SMART IRRIGATION – Adjust irrigation run times as necessary. As nights get cooler and days too  start to cool down towards the end of the month, it’s well worth adjusting your irrigation  controller, to irrigate that bit less. This will save water for when you need it most, in the hottest  months. Even better if you can afford it, invest in a smart irrigation controller, such as the Hunter  Hydrawise Controller. Our allied member Hunter Industries, supply these units across a variety of  outlets in WA, at very reasonable pricing. For a few hundred dollars, this great controller manages  your scheduling year-round, without you having to do anything. They are a set and forget unit,  that result in up to 50% water savings.  

Mowing Your Lawn

Mow weekly at 15 – 20 mm height in March. DON’T MOW TOO LOW! You ought to be leaving at least a  third of the leaf at each mow. This will offer a superior leaf surface zone for your lawns for photosynthesis,  allowing the grass to create essential sugars which are key for its general wellbeing.  

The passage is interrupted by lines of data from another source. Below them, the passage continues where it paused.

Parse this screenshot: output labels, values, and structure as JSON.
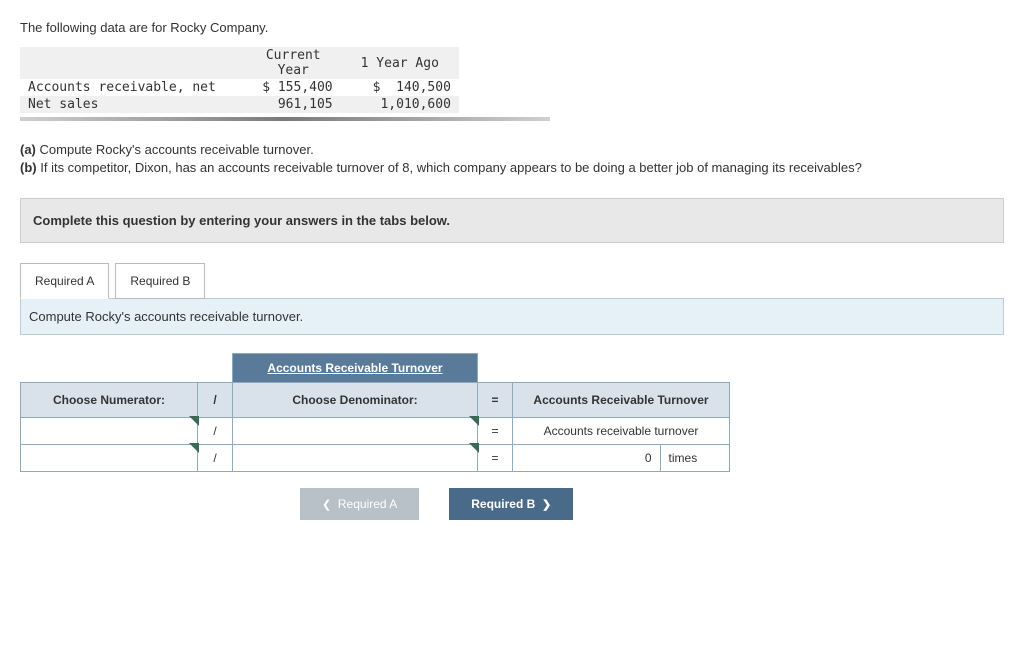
{
  "intro": "The following data are for Rocky Company.",
  "data_table": {
    "col1_header": "Current\nYear",
    "col2_header": "1 Year Ago",
    "rows": [
      {
        "label": "Accounts receivable, net",
        "c1": "$ 155,400",
        "c2": "$  140,500"
      },
      {
        "label": "Net sales",
        "c1": "961,105",
        "c2": "1,010,600"
      }
    ]
  },
  "questions": {
    "a_label": "(a)",
    "a_text": "Compute Rocky's accounts receivable turnover.",
    "b_label": "(b)",
    "b_text": "If its competitor, Dixon, has an accounts receivable turnover of 8, which company appears to be doing a better job of managing its receivables?"
  },
  "instruction": "Complete this question by entering your answers in the tabs below.",
  "tabs": {
    "a": "Required A",
    "b": "Required B"
  },
  "sub_instruction": "Compute Rocky's accounts receivable turnover.",
  "answer_area": {
    "title": "Accounts Receivable Turnover",
    "numerator": "Choose Numerator:",
    "slash": "/",
    "denominator": "Choose Denominator:",
    "eq": "=",
    "result_header": "Accounts Receivable Turnover",
    "result_label": "Accounts receivable turnover",
    "value": "0",
    "units": "times"
  },
  "nav": {
    "prev": "Required A",
    "next": "Required B"
  }
}
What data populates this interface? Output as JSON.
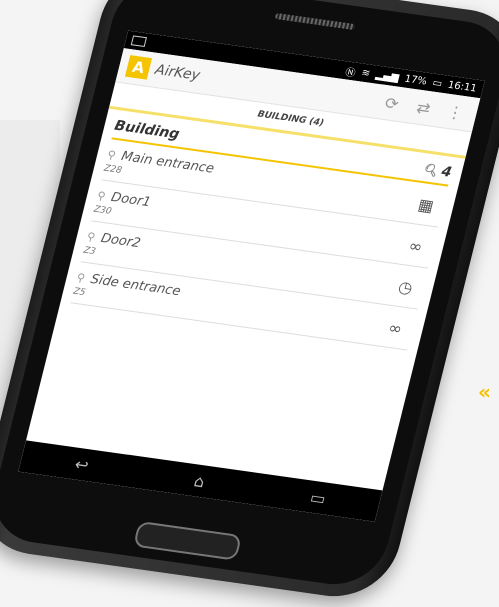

Seriously, never take more than a third of the leaf off your lawn! This is really important in hot months.  The only exception to this recommended mowing height, is if you wish to renovate your lawn in Spring by hard mowing or Vertimowing. Definitely avoid scalping your lawn at this time of the year, it’s simply not a good idea.